This is why Christians can afford to be humble rather than arrogant. This is why we can be satisfied with our worship without having to prove anything to ourselves. The seal of God is upon us. We have nothing to prove. We are God’s children now. We have the deep assurance of his love towards us. This is not something we one day hope will work our way. The indwelling Spirit has given us the definite knowledge that we are God’s children now and that our place in his eternal kingdom is an absolute certainty. We do not hope for God’s approval on the Day of Judgment, we know that that day will be the moment of our glorification as we are joined with Jesus Christ to reign over his kingdom for all eternity. This certainty is beautifully emphasised in these two texts:

Hope does not disappoint us, because God’s love has been poured into our hearts through the Holy Spirit which has been given to us. Romans 5:5So then you are no longer strangers and sojourners, but you are fellow citizens with the saints and members of the household of God, built upon the foundation of the apostles and prophets, Christ Jesus himself being the cornerstone, in whom the whole structure is joined together and grows into a holy temple in the Lord, in whom you also are built into it for a dwelling place of God in the Spirit. Ephesians 2:19-22

Muslims often think the Trinity is a self-evident fallacy, the great weakness of the Christian faith.

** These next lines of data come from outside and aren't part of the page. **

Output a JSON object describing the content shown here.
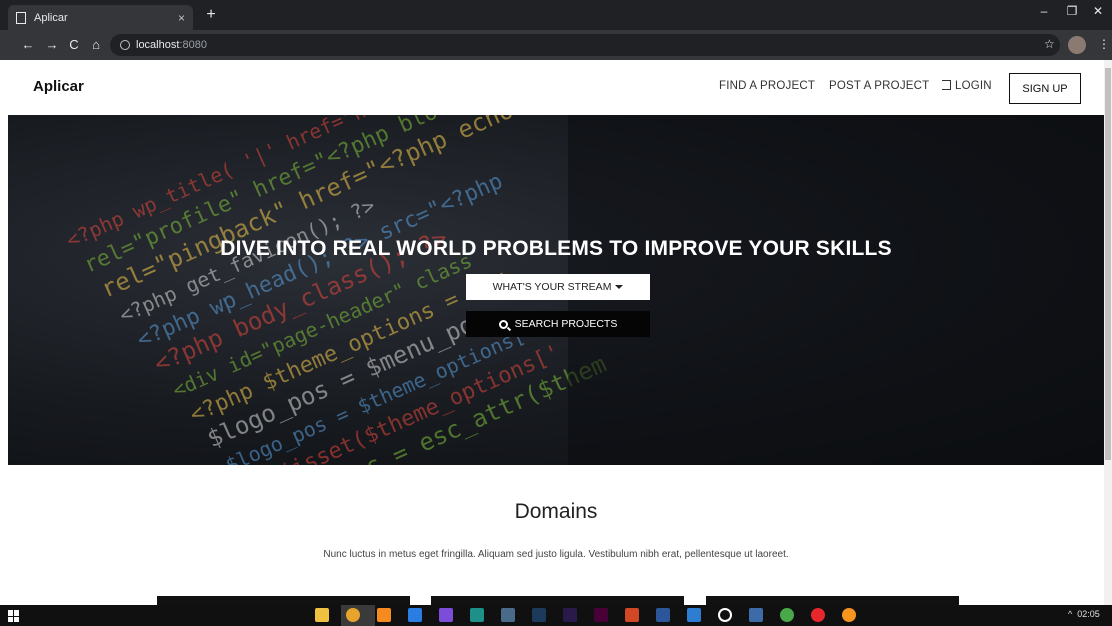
{
  "browser": {
    "tab_title": "Aplicar",
    "tab_close": "×",
    "new_tab": "+",
    "address_host": "localhost",
    "address_port": ":8080",
    "controls": {
      "back": "←",
      "forward": "→",
      "reload": "C",
      "home": "⌂",
      "star": "☆",
      "menu": "⋮",
      "minimize": "–",
      "restore": "❐",
      "close": "✕"
    }
  },
  "navbar": {
    "brand": "Aplicar",
    "links": {
      "find": "FIND A PROJECT",
      "post": "POST A PROJECT",
      "login": "LOGIN"
    },
    "signup": "SIGN UP"
  },
  "hero": {
    "title": "DIVE INTO REAL WORLD PROBLEMS TO IMPROVE YOUR SKILLS",
    "stream_button": "WHAT'S YOUR STREAM",
    "search_button": "SEARCH PROJECTS",
    "code_lines": [
      "<?php wp_title( '|' href=\"http://",
      "rel=\"profile\" href=\"<?php blo",
      "rel=\"pingback\" href=\"<?php echo",
      "<?php get_favicon(); ?>",
      "<?php wp_head(); ?>  src=\"<?php",
      "<?php body_class(); ?>",
      "<div id=\"page-header\" class",
      "<?php  $theme_options = fru",
      "$logo_pos = $menu_pos",
      "$logo_pos = $theme_options['lo",
      "if (isset($theme_options['",
      "$logo_pos = esc_attr($them"
    ]
  },
  "domains": {
    "title": "Domains",
    "text": "Nunc luctus in metus eget fringilla. Aliquam sed justo ligula. Vestibulum nibh erat, pellentesque ut laoreet."
  },
  "taskbar": {
    "clock": "02:05",
    "tray_arrow": "^",
    "apps": [
      {
        "name": "file-explorer-icon",
        "color": "#f0c040"
      },
      {
        "name": "chrome-icon",
        "color": "#e8a32c"
      },
      {
        "name": "sublime-icon",
        "color": "#f58b1f"
      },
      {
        "name": "app-blue-icon",
        "color": "#2a7de1"
      },
      {
        "name": "app-purple-icon",
        "color": "#7c4ddb"
      },
      {
        "name": "app-teal-icon",
        "color": "#1f8f8a"
      },
      {
        "name": "app-slate-icon",
        "color": "#4a6a8a"
      },
      {
        "name": "photoshop-icon",
        "color": "#1c3a5c"
      },
      {
        "name": "premiere-icon",
        "color": "#2a1a4a"
      },
      {
        "name": "xd-icon",
        "color": "#470137"
      },
      {
        "name": "powerpoint-icon",
        "color": "#d24726"
      },
      {
        "name": "word-icon",
        "color": "#2b579a"
      },
      {
        "name": "visual-studio-icon",
        "color": "#2d7dd2"
      },
      {
        "name": "ring-icon",
        "color": "#ffffff"
      },
      {
        "name": "app-steel-icon",
        "color": "#3d6ba8"
      },
      {
        "name": "app-green-icon",
        "color": "#49a84a"
      },
      {
        "name": "opera-icon",
        "color": "#e6282c"
      },
      {
        "name": "firefox-icon",
        "color": "#f7941d"
      }
    ]
  },
  "colors": {
    "code_red": "#e0473d",
    "code_green": "#7fbf3a",
    "code_yellow": "#f0c64a",
    "code_blue": "#5aa0e0",
    "code_white": "#d8d8d8"
  }
}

On the contrary it is our greatest strength. It reveals the depth of God’s love towards us and our opportunity to know him personally. The Father opens the door for us to draw closer to God than the adherents of any other religion could ever have imagined, the Son through his redeeming death and resurrection has made it possible for us to be forgiven of all our sins right now, and the Spirit has entered our hearts to join us even now to God in an absolute oneness of being.

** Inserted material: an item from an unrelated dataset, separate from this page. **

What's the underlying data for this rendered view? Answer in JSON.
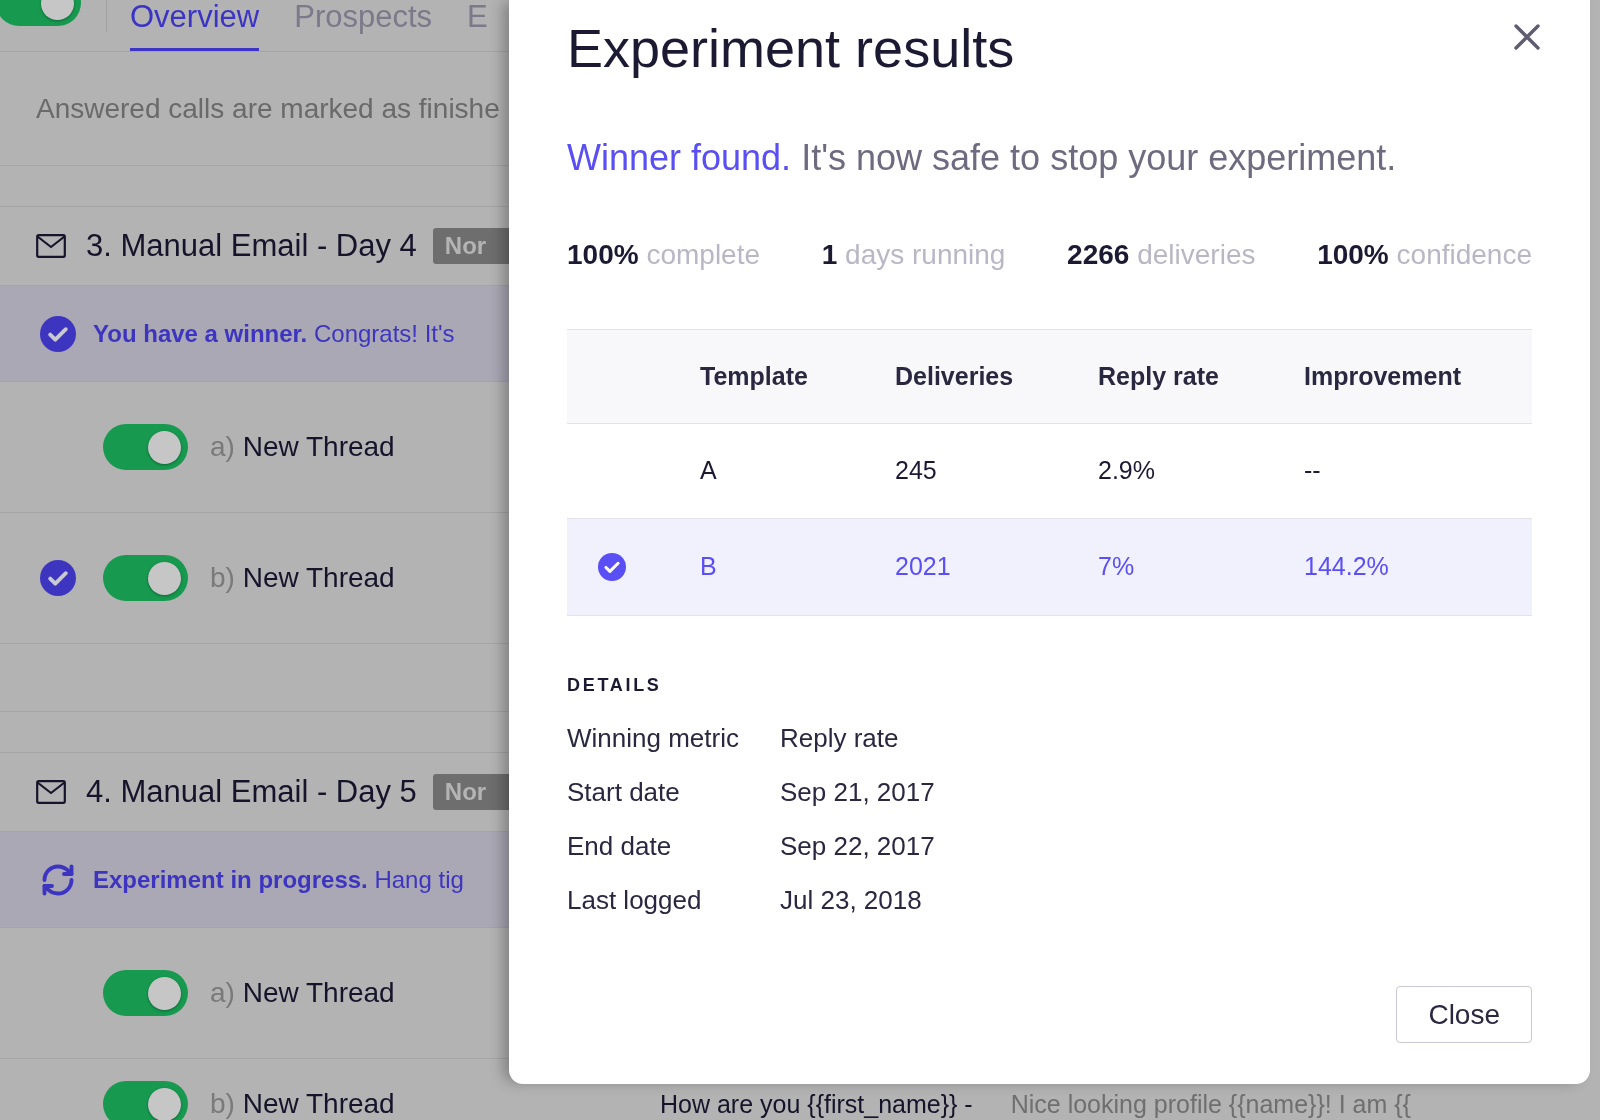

The Muslim hopes to be forgiven on the Day of Judgment and directs all his devotion and service towards this end; the Christian knows he is forgiven and lives out his life in heartfelt service to God, seeking no favours for himself but the welfare of others. We begin where Muslims hope to end!